The Act aimed to improve the management of fish resources in West Hawai’i by designating a minimum of 30% of the west Hawai’i coastline as aquarium Fish Replenishment Areas (FRAs), where aquarium fish collecting is prohibited.
The West Hawaiʻi Fishery Council developed a plan for a string of 9 'no aquarium collecting' FRAs that comprise 32.5% percent of the coastline. Including existing reserves, a total of 35 percent of the 150-mile Kona and Kohala coastline is closed to aquarium collecting. The local community was engaged through the WHFC, with 74 group members, more than 2,200 community attendees, and greater than 5,000 hours of volunteer service contributed towards the FRA initiative. The effectiveness of this management strategy was evaluated by the University of Hawaiʻi.

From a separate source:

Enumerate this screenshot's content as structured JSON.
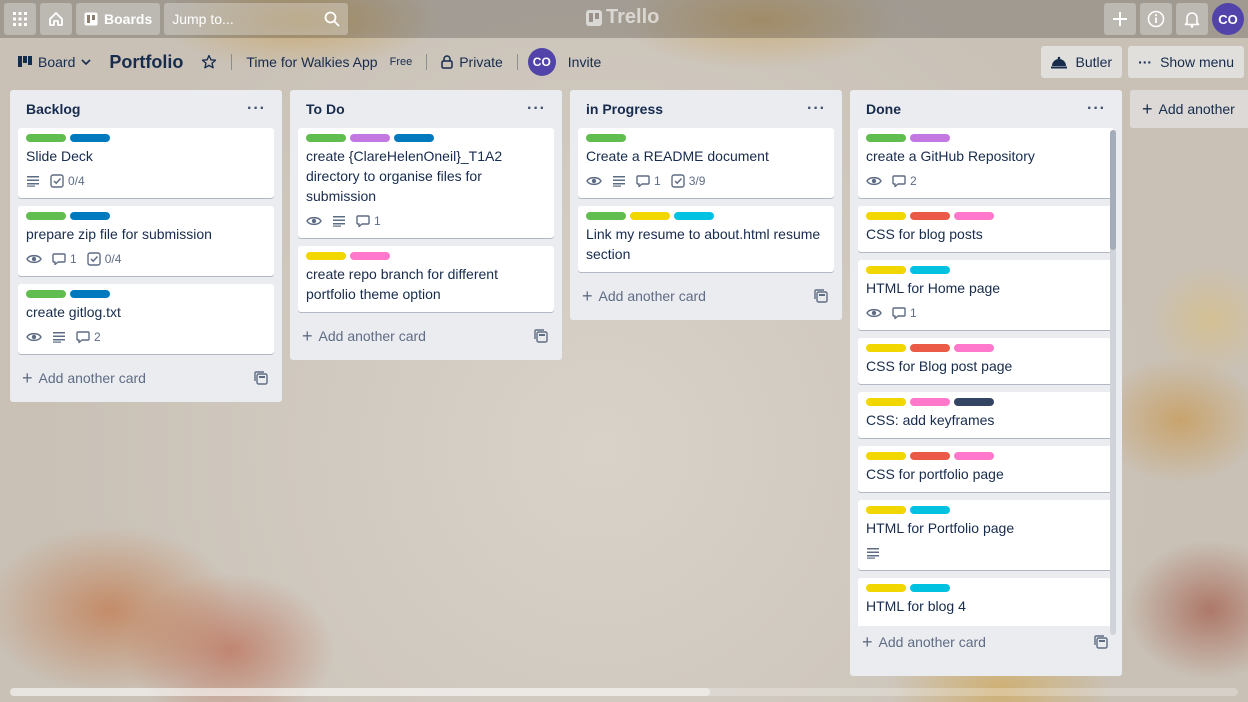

Since the establishment of the FRAs, species abundance of aquarium fish has rebounded substantially. Outward movement of adult Yellow Tang ( Zebrasoma flavescens ) from protected areas into surrounding areas (‘spillover’) augments adult stocks in open areas up to a kilometer or more away. Another important benefit of FRAs and Marine Protected Areas (MPAs) is an increase in the abundance of large, mature fish, which are able to produce more eggs and better sustain populations.

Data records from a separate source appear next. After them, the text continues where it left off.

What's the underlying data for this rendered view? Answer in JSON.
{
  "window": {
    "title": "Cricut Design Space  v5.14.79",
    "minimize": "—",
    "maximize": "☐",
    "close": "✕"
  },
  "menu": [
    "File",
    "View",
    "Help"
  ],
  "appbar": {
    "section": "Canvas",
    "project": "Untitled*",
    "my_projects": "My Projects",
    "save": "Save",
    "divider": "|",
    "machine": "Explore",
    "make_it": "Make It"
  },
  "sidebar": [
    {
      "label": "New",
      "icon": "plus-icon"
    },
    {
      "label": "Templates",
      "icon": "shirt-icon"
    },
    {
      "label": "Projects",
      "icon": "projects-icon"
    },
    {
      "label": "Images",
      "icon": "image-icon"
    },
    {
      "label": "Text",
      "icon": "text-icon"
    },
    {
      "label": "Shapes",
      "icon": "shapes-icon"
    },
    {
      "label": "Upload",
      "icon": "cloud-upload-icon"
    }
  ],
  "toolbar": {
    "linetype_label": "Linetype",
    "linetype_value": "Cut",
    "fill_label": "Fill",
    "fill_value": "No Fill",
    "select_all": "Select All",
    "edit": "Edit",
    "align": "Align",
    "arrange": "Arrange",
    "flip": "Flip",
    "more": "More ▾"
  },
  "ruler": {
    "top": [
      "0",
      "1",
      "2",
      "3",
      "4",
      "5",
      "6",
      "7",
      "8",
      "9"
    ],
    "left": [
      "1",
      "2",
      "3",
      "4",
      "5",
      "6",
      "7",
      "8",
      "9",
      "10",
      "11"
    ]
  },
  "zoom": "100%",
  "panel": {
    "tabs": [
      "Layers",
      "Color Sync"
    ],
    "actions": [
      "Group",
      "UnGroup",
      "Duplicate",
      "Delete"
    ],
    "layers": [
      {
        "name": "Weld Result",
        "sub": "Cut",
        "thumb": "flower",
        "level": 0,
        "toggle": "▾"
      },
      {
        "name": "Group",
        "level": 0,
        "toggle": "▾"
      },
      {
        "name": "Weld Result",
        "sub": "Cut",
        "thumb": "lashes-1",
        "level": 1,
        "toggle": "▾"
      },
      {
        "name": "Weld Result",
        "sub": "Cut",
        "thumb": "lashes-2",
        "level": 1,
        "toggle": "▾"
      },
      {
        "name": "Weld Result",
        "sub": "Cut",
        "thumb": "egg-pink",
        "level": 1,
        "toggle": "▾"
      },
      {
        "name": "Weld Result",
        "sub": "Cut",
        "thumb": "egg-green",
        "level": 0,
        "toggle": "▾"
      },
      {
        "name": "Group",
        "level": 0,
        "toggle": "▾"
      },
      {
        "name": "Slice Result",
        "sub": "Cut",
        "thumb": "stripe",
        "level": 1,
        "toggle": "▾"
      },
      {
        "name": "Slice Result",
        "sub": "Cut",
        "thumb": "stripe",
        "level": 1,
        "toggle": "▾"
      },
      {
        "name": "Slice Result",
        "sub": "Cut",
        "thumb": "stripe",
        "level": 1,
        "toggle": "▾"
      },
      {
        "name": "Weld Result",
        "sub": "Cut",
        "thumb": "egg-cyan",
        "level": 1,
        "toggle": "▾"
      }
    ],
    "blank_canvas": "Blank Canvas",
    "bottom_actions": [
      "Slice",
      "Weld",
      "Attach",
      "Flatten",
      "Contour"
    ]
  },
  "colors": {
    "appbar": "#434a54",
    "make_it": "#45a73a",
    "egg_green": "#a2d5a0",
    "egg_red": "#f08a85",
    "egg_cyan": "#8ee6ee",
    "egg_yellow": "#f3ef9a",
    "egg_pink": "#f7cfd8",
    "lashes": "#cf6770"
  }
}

As seen in the graphs below, the abundance of Yellow Tang, a species which accounts for over 80% of aquarium fishery collection, has increased in density (#/100m2) by 137% in FRAs, 58% in MPAs, and 44% in open areas in West Hawaiʻi between 1999-2016. This observed growth in density amounts to a net increase of 2,131,755 yellow tang. Similar population increases were seen in the Achilles Tang, which has increased in density by 73% in FRAs, 90% in MPAs, and 83% in open areas during the same period.
For more information, see the DAR West Hawaiʻi Regional Fisheries Management website or review the Report on the Findings and Recommendations of Effectiveness of the West Hawai'i Regional Fishery Management Area (2015), prepared by DLNR-DAR in compliance with Act 306, SLH 1998, which requires a review of the effectiveness of the WHRFMA to be conducted every 5 years.
Agency: Department of Land and Natural Resources, Division of Aquatic Resources
Images: (Above) Getty Images, (Below) Honolulu Star Advertiser, Getty Images
Graphs courtesy of Dr. William J. Walsh, Hawai′i Division of Aquatic Resources